I first heard about SSDP in early September of 2012, just days before the 2012 SSDP Mountain Plains Conference at CU Boulder Law; I had liked the Drug Policy Alliance’s Facebook page, and Facebook suggested that I check out a page from an organization called “Students for Sensible Drug Policy”, so I did and have been involved ever since!Why did you want to get involved/what made you decide to start a chapter?

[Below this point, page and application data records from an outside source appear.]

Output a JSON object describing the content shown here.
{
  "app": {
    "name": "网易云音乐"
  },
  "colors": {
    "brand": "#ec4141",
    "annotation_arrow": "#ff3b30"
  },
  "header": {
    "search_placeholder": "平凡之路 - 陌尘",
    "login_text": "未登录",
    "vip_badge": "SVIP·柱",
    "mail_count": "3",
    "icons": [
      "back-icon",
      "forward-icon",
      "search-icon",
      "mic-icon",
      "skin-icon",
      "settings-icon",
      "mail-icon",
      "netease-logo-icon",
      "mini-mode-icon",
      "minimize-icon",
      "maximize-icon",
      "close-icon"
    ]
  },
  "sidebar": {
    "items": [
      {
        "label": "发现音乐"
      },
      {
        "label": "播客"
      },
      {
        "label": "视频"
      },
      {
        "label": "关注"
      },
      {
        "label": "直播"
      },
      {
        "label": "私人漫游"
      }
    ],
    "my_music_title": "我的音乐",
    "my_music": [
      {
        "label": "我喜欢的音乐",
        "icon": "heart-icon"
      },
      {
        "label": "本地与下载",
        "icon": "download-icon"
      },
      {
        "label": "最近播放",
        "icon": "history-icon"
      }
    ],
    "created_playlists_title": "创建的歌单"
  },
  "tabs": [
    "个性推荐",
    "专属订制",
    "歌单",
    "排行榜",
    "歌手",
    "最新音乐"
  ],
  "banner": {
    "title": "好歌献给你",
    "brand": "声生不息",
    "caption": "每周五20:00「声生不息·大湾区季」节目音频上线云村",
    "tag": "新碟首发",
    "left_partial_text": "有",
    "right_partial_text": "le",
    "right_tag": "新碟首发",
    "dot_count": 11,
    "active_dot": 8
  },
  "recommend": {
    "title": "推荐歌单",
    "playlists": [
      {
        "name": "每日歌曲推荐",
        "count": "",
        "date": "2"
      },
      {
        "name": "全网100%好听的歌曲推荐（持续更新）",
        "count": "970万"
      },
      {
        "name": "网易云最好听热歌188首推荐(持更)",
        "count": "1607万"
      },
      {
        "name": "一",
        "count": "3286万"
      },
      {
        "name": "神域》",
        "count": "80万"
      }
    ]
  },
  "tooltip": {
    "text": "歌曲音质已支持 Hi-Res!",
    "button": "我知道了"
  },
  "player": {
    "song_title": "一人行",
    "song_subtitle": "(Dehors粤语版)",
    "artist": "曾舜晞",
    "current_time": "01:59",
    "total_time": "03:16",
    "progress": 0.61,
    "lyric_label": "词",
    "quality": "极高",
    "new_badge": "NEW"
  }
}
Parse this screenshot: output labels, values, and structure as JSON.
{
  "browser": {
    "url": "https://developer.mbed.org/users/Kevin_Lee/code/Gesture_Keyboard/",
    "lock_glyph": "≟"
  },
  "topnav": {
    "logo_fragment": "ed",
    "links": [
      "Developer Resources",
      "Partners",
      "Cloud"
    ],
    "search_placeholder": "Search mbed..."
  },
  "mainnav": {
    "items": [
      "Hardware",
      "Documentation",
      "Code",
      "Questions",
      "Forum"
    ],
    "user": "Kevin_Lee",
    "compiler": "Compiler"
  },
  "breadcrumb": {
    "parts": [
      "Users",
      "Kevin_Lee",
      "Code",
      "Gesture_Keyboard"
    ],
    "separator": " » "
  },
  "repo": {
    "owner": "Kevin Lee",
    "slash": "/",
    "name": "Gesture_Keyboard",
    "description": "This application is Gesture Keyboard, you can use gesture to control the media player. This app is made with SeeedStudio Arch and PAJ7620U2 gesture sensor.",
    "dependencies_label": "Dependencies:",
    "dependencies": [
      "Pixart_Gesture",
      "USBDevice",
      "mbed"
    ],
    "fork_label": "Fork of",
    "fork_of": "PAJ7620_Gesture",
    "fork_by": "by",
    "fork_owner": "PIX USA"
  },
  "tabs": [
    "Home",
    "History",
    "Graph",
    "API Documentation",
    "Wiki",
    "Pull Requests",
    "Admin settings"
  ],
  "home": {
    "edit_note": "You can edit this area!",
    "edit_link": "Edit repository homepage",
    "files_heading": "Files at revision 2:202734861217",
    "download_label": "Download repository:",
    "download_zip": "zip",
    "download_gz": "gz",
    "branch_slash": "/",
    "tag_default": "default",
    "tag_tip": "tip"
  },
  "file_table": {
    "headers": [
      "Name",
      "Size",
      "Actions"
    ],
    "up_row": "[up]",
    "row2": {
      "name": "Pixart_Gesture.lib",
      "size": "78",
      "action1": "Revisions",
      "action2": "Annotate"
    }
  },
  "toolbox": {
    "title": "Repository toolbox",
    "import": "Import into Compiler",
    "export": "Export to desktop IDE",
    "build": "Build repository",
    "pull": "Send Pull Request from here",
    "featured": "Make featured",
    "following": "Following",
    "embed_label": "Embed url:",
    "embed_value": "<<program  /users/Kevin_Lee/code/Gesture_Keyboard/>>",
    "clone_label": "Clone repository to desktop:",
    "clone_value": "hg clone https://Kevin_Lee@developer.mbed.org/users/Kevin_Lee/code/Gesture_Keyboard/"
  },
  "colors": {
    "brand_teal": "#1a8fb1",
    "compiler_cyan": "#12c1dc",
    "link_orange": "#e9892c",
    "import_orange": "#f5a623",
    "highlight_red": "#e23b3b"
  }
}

I realized, along with many others that the government’s war on drugs is massive social and economic failure, and thus wanted to do my part in trying to end this. I’ve been involved with SSDP ever since I became aware of its existence; first through my involvement with the CU Boulder chapter, then through creating one of the few high school chapters at my high school in Louisville, Colorado and working on harm reduction efforts in the community there.What has the reception been like on campus so far? We haven’t had a meeting yet, but once we start to really push for more members, I’m sure we’ll have fantastic reception as a big slogan here on campus is “Rams take care, rams take action”; everyone here on campus really seems to care about their fellow students, and realize that drug harm-reduction information/education is fantastic. What are some of the things you have planned or want to plan for next semester? We plan to have multiple drug war documentary viewings throughout the year so that large amounts of students can really see how horrible our (and other government’s war) really is, and to host “Know your Rights” seminars as well. What has been the most challenging part of your experience starting/running the chapter so far? The most challenging part of establishing a chapter at Colorado State University has been recruitment, but that’s true for many other organizations as well. What has been the most rewarding part? The most rewarding part of starting a chapter at CSU is meeting other students (and our fantastic faculty adviser Jo Ann Hedleston) who are passionate about ending the war on drugs, because after all, the war on drugs is a war on health, education, freedom, you, me, and everyone around us; education, not incarceration. What are you most excited about right now? I’m personally most excited to see that around 6,000 non-violent drug prisoners in the USA are being released from jail on November 1st, 2015 (see: http://www.drugpolicy.